PROBLEM:
Would you write out every entry exactly, but without the pictures?

SUPPLIED RECORDS:
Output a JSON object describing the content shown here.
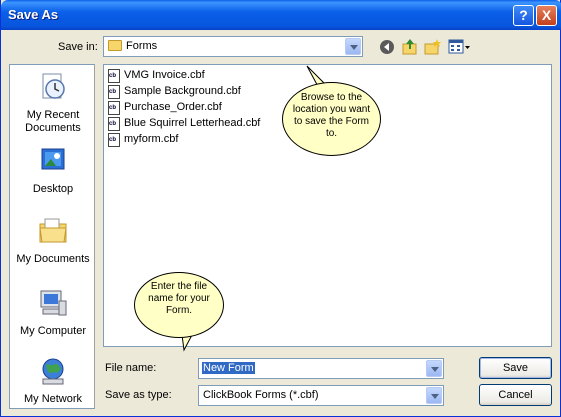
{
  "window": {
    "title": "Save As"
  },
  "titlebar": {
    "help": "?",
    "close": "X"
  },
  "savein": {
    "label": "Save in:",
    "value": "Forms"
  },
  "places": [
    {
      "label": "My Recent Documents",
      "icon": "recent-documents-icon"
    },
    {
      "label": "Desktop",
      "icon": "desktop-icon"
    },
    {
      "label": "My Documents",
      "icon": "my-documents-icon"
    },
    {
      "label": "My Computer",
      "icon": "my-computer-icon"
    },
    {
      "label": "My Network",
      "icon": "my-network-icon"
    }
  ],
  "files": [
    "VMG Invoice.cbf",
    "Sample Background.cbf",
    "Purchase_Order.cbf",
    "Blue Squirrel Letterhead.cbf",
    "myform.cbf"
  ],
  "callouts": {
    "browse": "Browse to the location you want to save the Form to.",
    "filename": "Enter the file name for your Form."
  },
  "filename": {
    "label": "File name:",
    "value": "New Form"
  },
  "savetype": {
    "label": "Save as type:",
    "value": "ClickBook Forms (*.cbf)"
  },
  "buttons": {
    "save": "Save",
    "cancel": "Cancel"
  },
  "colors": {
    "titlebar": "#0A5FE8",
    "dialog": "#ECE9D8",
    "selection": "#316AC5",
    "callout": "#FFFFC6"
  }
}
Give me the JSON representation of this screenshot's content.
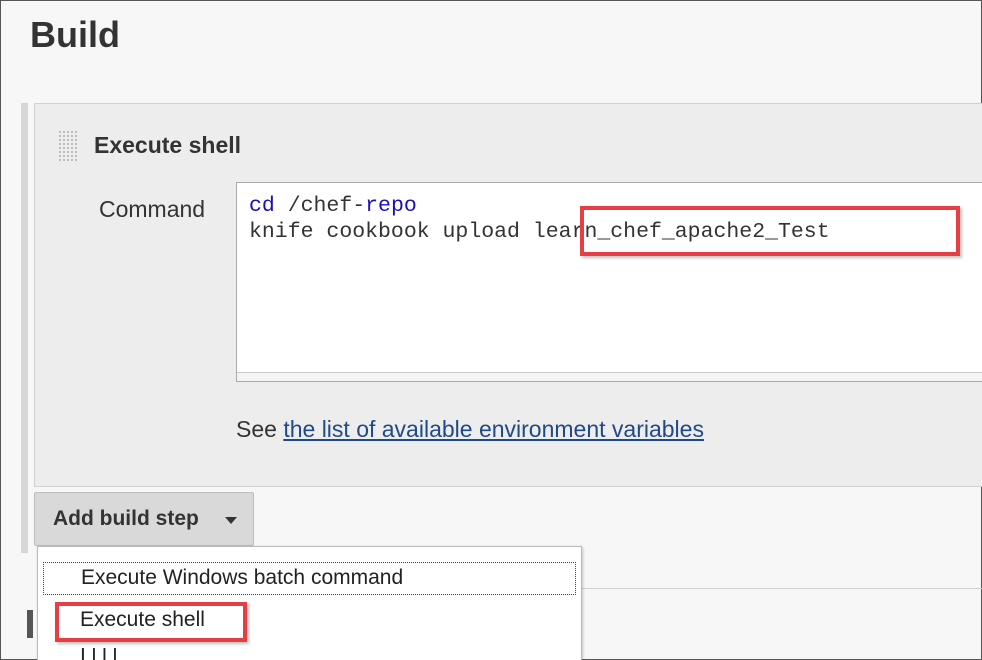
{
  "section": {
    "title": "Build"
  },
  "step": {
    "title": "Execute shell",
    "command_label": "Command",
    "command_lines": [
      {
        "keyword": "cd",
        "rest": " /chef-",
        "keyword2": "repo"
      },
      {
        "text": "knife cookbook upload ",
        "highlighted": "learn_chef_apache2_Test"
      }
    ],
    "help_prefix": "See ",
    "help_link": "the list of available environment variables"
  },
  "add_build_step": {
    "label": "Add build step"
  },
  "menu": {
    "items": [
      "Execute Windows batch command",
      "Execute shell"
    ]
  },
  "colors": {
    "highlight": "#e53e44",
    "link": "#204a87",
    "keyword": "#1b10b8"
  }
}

EXPECTED ANSWER:
Output a JSON object describing the content shown here.
{
  "window": {
    "title": "Save As"
  },
  "titlebar": {
    "help": "?",
    "close": "X"
  },
  "savein": {
    "label": "Save in:",
    "value": "Forms"
  },
  "places": [
    {
      "label": "My Recent Documents",
      "icon": "recent-documents-icon"
    },
    {
      "label": "Desktop",
      "icon": "desktop-icon"
    },
    {
      "label": "My Documents",
      "icon": "my-documents-icon"
    },
    {
      "label": "My Computer",
      "icon": "my-computer-icon"
    },
    {
      "label": "My Network",
      "icon": "my-network-icon"
    }
  ],
  "files": [
    "VMG Invoice.cbf",
    "Sample Background.cbf",
    "Purchase_Order.cbf",
    "Blue Squirrel Letterhead.cbf",
    "myform.cbf"
  ],
  "callouts": {
    "browse": "Browse to the location you want to save the Form to.",
    "filename": "Enter the file name for your Form."
  },
  "filename": {
    "label": "File name:",
    "value": "New Form"
  },
  "savetype": {
    "label": "Save as type:",
    "value": "ClickBook Forms (*.cbf)"
  },
  "buttons": {
    "save": "Save",
    "cancel": "Cancel"
  },
  "colors": {
    "titlebar": "#0A5FE8",
    "dialog": "#ECE9D8",
    "selection": "#316AC5",
    "callout": "#FFFFC6"
  }
}
Give me the JSON representation of this screenshot's content.
{
  "section": {
    "title": "Build"
  },
  "step": {
    "title": "Execute shell",
    "command_label": "Command",
    "command_lines": [
      {
        "keyword": "cd",
        "rest": " /chef-",
        "keyword2": "repo"
      },
      {
        "text": "knife cookbook upload ",
        "highlighted": "learn_chef_apache2_Test"
      }
    ],
    "help_prefix": "See ",
    "help_link": "the list of available environment variables"
  },
  "add_build_step": {
    "label": "Add build step"
  },
  "menu": {
    "items": [
      "Execute Windows batch command",
      "Execute shell"
    ]
  },
  "colors": {
    "highlight": "#e53e44",
    "link": "#204a87",
    "keyword": "#1b10b8"
  }
}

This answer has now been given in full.